Exercise description:
In the material below, find every line containing "cover" and copy that line.

Extracted material:
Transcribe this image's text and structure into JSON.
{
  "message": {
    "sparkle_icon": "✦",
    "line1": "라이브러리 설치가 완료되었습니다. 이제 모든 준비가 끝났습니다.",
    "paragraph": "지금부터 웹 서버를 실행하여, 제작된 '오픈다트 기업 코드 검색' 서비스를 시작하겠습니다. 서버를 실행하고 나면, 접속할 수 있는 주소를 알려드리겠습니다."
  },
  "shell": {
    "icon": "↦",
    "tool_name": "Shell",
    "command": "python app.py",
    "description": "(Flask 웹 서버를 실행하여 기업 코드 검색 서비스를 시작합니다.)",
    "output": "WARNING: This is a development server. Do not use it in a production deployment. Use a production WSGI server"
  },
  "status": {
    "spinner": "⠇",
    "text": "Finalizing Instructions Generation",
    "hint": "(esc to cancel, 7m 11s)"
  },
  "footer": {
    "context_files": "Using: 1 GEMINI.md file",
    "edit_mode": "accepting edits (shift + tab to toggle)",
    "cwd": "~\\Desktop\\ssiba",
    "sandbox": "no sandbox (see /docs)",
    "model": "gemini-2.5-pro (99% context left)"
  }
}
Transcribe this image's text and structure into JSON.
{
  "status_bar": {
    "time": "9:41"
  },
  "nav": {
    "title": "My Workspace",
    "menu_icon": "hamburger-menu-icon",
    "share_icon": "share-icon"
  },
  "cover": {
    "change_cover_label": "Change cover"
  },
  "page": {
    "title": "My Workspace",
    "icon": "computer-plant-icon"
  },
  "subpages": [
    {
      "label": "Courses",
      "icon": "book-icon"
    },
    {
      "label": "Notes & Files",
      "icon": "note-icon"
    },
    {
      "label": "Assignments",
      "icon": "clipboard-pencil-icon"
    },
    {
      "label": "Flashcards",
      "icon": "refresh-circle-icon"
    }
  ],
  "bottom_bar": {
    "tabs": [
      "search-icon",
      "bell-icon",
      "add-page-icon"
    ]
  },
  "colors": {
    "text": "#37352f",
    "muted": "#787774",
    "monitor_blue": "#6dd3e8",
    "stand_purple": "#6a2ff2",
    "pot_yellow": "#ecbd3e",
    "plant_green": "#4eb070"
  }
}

Expected answer:
  "cover": {
    "change_cover_label": "Change cover"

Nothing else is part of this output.